___ SOURCE DATA ___

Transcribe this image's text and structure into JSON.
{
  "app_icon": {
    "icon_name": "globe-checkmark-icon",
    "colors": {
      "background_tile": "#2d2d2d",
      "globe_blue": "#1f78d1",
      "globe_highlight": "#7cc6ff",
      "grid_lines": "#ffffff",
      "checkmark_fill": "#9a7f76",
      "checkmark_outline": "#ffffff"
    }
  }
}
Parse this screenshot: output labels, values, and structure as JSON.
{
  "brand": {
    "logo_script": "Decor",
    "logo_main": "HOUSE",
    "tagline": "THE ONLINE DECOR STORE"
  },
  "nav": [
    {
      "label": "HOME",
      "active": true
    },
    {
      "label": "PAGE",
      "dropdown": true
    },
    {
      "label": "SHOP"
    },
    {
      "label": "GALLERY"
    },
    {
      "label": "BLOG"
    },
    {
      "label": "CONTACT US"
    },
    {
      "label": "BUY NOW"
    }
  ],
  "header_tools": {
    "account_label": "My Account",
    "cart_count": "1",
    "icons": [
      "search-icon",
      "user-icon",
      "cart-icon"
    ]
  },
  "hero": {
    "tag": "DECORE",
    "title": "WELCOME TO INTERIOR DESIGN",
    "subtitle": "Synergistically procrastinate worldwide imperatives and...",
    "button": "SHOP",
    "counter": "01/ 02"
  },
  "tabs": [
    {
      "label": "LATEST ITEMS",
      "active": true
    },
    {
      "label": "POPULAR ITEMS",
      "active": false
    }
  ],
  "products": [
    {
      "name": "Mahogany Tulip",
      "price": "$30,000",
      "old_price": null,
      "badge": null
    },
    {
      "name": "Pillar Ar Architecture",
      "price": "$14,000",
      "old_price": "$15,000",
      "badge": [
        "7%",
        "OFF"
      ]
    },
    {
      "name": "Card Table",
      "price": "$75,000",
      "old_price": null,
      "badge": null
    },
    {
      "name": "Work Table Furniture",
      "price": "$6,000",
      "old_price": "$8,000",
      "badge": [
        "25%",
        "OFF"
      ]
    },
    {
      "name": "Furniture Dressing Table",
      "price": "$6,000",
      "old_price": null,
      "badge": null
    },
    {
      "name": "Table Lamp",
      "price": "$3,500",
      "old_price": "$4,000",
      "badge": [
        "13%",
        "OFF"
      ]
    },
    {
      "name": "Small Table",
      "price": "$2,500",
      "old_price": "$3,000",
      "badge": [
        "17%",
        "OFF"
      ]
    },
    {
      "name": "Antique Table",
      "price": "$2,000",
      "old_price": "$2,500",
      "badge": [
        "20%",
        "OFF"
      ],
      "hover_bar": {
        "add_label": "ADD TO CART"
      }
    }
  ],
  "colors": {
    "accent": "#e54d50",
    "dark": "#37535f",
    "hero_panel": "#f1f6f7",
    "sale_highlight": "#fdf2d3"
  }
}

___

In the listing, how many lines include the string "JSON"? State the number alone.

FINISHED EXERCISE
2